*Activity*: Write out the whole listing without a single alteration.

Record excerpts below:

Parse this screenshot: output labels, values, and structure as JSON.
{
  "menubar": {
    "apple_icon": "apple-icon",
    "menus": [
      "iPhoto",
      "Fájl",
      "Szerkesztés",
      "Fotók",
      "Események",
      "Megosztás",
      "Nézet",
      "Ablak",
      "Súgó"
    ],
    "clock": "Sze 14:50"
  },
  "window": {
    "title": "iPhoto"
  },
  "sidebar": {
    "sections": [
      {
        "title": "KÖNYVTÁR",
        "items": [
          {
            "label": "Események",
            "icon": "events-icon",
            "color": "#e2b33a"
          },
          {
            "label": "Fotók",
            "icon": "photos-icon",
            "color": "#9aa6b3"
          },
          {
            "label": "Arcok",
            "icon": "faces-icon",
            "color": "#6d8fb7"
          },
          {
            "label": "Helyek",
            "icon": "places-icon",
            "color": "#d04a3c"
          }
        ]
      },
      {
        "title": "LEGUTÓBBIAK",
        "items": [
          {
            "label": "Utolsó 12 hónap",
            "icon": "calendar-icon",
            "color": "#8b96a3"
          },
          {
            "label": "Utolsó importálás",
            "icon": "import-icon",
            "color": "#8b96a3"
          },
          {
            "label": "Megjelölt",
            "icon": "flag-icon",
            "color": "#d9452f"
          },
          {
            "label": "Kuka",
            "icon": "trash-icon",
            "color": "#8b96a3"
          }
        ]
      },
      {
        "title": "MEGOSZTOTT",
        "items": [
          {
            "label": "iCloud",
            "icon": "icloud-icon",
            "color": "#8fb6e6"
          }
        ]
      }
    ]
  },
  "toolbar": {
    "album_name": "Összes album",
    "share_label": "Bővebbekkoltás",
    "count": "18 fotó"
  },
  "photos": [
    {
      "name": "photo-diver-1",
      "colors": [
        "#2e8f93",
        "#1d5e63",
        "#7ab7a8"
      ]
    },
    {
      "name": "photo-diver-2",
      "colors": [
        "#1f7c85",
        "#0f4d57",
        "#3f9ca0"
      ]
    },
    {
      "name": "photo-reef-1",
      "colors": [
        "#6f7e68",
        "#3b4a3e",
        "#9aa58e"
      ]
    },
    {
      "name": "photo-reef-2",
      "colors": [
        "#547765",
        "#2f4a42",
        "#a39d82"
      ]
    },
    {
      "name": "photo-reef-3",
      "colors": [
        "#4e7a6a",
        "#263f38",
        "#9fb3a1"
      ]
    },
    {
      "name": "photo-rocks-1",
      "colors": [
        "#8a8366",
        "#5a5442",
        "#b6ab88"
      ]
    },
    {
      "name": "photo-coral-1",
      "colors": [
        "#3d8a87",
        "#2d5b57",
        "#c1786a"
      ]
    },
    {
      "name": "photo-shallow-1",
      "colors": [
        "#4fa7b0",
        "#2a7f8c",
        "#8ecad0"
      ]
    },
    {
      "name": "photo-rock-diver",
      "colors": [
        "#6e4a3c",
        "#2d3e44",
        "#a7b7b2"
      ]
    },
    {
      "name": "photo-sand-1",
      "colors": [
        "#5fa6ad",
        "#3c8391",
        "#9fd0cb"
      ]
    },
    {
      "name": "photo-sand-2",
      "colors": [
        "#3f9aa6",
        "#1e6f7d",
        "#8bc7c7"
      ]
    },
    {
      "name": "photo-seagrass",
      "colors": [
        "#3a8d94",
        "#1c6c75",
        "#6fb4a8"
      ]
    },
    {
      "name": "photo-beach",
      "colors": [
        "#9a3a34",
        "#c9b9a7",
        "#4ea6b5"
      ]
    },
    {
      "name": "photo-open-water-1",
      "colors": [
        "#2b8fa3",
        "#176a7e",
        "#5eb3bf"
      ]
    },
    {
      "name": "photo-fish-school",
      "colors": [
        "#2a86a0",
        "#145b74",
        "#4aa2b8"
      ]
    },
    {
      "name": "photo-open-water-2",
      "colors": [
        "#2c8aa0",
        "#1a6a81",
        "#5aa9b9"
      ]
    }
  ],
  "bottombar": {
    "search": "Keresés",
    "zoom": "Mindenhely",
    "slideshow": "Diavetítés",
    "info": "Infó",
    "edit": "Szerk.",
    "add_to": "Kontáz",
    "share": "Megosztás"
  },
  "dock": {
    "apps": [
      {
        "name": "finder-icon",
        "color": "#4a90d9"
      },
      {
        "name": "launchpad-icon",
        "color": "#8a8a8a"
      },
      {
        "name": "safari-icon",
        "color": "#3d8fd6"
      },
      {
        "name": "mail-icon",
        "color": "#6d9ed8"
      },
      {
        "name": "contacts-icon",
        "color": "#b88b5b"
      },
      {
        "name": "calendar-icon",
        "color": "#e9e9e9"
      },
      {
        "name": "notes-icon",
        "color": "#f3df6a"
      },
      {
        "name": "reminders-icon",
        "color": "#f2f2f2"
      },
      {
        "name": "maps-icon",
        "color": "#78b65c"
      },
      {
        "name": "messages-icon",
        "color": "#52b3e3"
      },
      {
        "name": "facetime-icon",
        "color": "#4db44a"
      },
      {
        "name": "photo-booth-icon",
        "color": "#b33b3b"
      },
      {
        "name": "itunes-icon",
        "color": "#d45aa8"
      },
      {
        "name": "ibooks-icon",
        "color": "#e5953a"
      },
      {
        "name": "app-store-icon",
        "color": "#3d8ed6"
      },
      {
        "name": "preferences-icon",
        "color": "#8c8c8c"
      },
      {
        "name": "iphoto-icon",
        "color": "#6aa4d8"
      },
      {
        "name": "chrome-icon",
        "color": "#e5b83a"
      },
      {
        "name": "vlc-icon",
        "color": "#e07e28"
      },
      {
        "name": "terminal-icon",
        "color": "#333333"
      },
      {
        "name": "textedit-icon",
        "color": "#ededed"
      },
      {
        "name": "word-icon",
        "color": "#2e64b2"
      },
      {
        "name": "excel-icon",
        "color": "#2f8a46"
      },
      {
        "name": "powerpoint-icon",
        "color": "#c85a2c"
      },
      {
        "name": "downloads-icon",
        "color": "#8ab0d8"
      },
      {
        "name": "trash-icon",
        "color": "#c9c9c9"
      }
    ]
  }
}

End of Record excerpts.

*Finished task*:
Parse this screenshot: output labels, values, and structure as JSON.
{
  "menubar": {
    "apple_icon": "apple-icon",
    "menus": [
      "iPhoto",
      "Fájl",
      "Szerkesztés",
      "Fotók",
      "Események",
      "Megosztás",
      "Nézet",
      "Ablak",
      "Súgó"
    ],
    "clock": "Sze 14:50"
  },
  "window": {
    "title": "iPhoto"
  },
  "sidebar": {
    "sections": [
      {
        "title": "KÖNYVTÁR",
        "items": [
          {
            "label": "Események",
            "icon": "events-icon",
            "color": "#e2b33a"
          },
          {
            "label": "Fotók",
            "icon": "photos-icon",
            "color": "#9aa6b3"
          },
          {
            "label": "Arcok",
            "icon": "faces-icon",
            "color": "#6d8fb7"
          },
          {
            "label": "Helyek",
            "icon": "places-icon",
            "color": "#d04a3c"
          }
        ]
      },
      {
        "title": "LEGUTÓBBIAK",
        "items": [
          {
            "label": "Utolsó 12 hónap",
            "icon": "calendar-icon",
            "color": "#8b96a3"
          },
          {
            "label": "Utolsó importálás",
            "icon": "import-icon",
            "color": "#8b96a3"
          },
          {
            "label": "Megjelölt",
            "icon": "flag-icon",
            "color": "#d9452f"
          },
          {
            "label": "Kuka",
            "icon": "trash-icon",
            "color": "#8b96a3"
          }
        ]
      },
      {
        "title": "MEGOSZTOTT",
        "items": [
          {
            "label": "iCloud",
            "icon": "icloud-icon",
            "color": "#8fb6e6"
          }
        ]
      }
    ]
  },
  "toolbar": {
    "album_name": "Összes album",
    "share_label": "Bővebbekkoltás",
    "count": "18 fotó"
  },
  "photos": [
    {
      "name": "photo-diver-1",
      "colors": [
        "#2e8f93",
        "#1d5e63",
        "#7ab7a8"
      ]
    },
    {
      "name": "photo-diver-2",
      "colors": [
        "#1f7c85",
        "#0f4d57",
        "#3f9ca0"
      ]
    },
    {
      "name": "photo-reef-1",
      "colors": [
        "#6f7e68",
        "#3b4a3e",
        "#9aa58e"
      ]
    },
    {
      "name": "photo-reef-2",
      "colors": [
        "#547765",
        "#2f4a42",
        "#a39d82"
      ]
    },
    {
      "name": "photo-reef-3",
      "colors": [
        "#4e7a6a",
        "#263f38",
        "#9fb3a1"
      ]
    },
    {
      "name": "photo-rocks-1",
      "colors": [
        "#8a8366",
        "#5a5442",
        "#b6ab88"
      ]
    },
    {
      "name": "photo-coral-1",
      "colors": [
        "#3d8a87",
        "#2d5b57",
        "#c1786a"
      ]
    },
    {
      "name": "photo-shallow-1",
      "colors": [
        "#4fa7b0",
        "#2a7f8c",
        "#8ecad0"
      ]
    },
    {
      "name": "photo-rock-diver",
      "colors": [
        "#6e4a3c",
        "#2d3e44",
        "#a7b7b2"
      ]
    },
    {
      "name": "photo-sand-1",
      "colors": [
        "#5fa6ad",
        "#3c8391",
        "#9fd0cb"
      ]
    },
    {
      "name": "photo-sand-2",
      "colors": [
        "#3f9aa6",
        "#1e6f7d",
        "#8bc7c7"
      ]
    },
    {
      "name": "photo-seagrass",
      "colors": [
        "#3a8d94",
        "#1c6c75",
        "#6fb4a8"
      ]
    },
    {
      "name": "photo-beach",
      "colors": [
        "#9a3a34",
        "#c9b9a7",
        "#4ea6b5"
      ]
    },
    {
      "name": "photo-open-water-1",
      "colors": [
        "#2b8fa3",
        "#176a7e",
        "#5eb3bf"
      ]
    },
    {
      "name": "photo-fish-school",
      "colors": [
        "#2a86a0",
        "#145b74",
        "#4aa2b8"
      ]
    },
    {
      "name": "photo-open-water-2",
      "colors": [
        "#2c8aa0",
        "#1a6a81",
        "#5aa9b9"
      ]
    }
  ],
  "bottombar": {
    "search": "Keresés",
    "zoom": "Mindenhely",
    "slideshow": "Diavetítés",
    "info": "Infó",
    "edit": "Szerk.",
    "add_to": "Kontáz",
    "share": "Megosztás"
  },
  "dock": {
    "apps": [
      {
        "name": "finder-icon",
        "color": "#4a90d9"
      },
      {
        "name": "launchpad-icon",
        "color": "#8a8a8a"
      },
      {
        "name": "safari-icon",
        "color": "#3d8fd6"
      },
      {
        "name": "mail-icon",
        "color": "#6d9ed8"
      },
      {
        "name": "contacts-icon",
        "color": "#b88b5b"
      },
      {
        "name": "calendar-icon",
        "color": "#e9e9e9"
      },
      {
        "name": "notes-icon",
        "color": "#f3df6a"
      },
      {
        "name": "reminders-icon",
        "color": "#f2f2f2"
      },
      {
        "name": "maps-icon",
        "color": "#78b65c"
      },
      {
        "name": "messages-icon",
        "color": "#52b3e3"
      },
      {
        "name": "facetime-icon",
        "color": "#4db44a"
      },
      {
        "name": "photo-booth-icon",
        "color": "#b33b3b"
      },
      {
        "name": "itunes-icon",
        "color": "#d45aa8"
      },
      {
        "name": "ibooks-icon",
        "color": "#e5953a"
      },
      {
        "name": "app-store-icon",
        "color": "#3d8ed6"
      },
      {
        "name": "preferences-icon",
        "color": "#8c8c8c"
      },
      {
        "name": "iphoto-icon",
        "color": "#6aa4d8"
      },
      {
        "name": "chrome-icon",
        "color": "#e5b83a"
      },
      {
        "name": "vlc-icon",
        "color": "#e07e28"
      },
      {
        "name": "terminal-icon",
        "color": "#333333"
      },
      {
        "name": "textedit-icon",
        "color": "#ededed"
      },
      {
        "name": "word-icon",
        "color": "#2e64b2"
      },
      {
        "name": "excel-icon",
        "color": "#2f8a46"
      },
      {
        "name": "powerpoint-icon",
        "color": "#c85a2c"
      },
      {
        "name": "downloads-icon",
        "color": "#8ab0d8"
      },
      {
        "name": "trash-icon",
        "color": "#c9c9c9"
      }
    ]
  }
}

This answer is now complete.